It is crucial to verify that the remediation and mitigation steps work and that the changes do not impact the device performance in any way so as not to cause downtime. Additionally, it’s a good time to identify best practices and improvements to be made to the process in the future.
Step 5: Report
It isn’t enough to provide top-class IT service in today’s increasingly competitive business environment. You must also demonstrate the value of your work through consistent reporting. The vulnerability assessment and management report should detail the number of vulnerabilities identified and remediated, the process of conducting the assessment and remediation, its scope and the improvements carried out. The report should provide intelligence that’ll help improve the process.
What is the scope of vulnerability management?
The scope of vulnerability management covers all assets in an organization’s environment connected to a network and vulnerable to attacks. This includes workstations, servers, routers, switches, firewalls and other devices that can act as a backdoor for cybercriminals. Vulnerability management also covers software, such as operating systems, applications and databases. The following activities fall under vulnerability management:
- IT discovery and inventory: It involves identifying and cataloging all the hardware and software assets in an organization to understand what needs to be protected and therefore make it easier to identify potential vulnerabilities.
- Vulnerability scanning: Vulnerability scanning is the process of identifying security weaknesses in systems and applications.
- Network monitoring: Network monitoring involves continuously monitoring network traffic for unusual or suspicious activity.
- Patch management: Patch management involves keeping software up to date with the latest security fixes.
- Endpoint management: Endpoint management refers to the security of devices that connect to a network, such as laptops, smartphones and tablets.
- Configuration management: Configuration management includes maintaining an up-to-date inventory of all software and hardware assets and ensuring they are properly configured.
- Security awareness training: Security awareness training helps employees understand how to identify and protect against potential threats.
- Identity and access management: Identity and access management determines who has access to which resources within an organization.
Automate vulnerability management best practices with Kaseya

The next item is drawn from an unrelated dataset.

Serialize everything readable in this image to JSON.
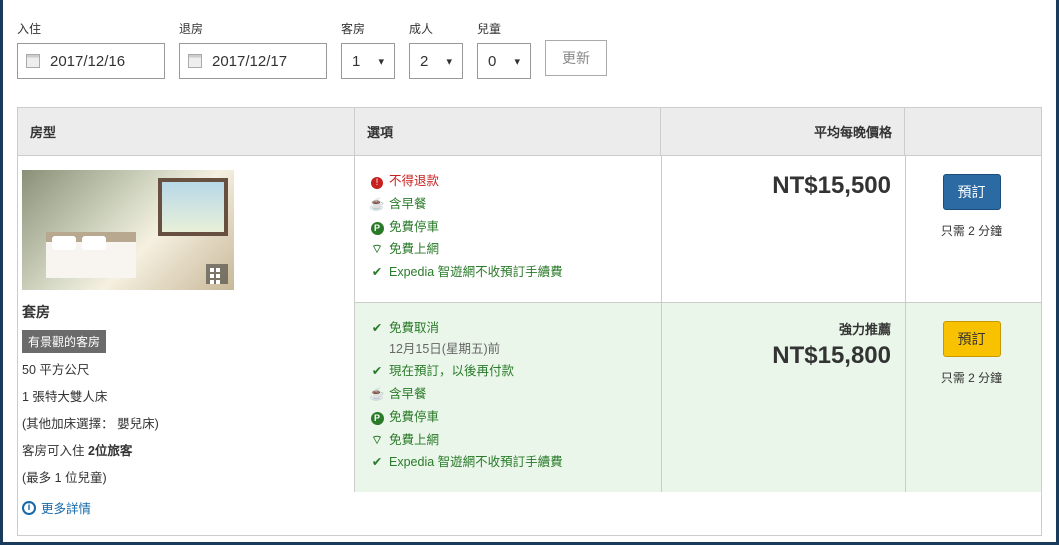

A solid patch management policy is at the heart of a world-class vulnerability management process. With Kaseya VSA, you can build one of the most advanced and effective patch management policies to enhance your organization’s security. VSA will help you automate the process to help you eliminate risks in real time and secure all Windows, Mac and third-party applications at a speed that will make it hard for cybercriminals to keep up. To experience top-of-the-line patching capabilities and advanced security, schedule a demo of VSA today.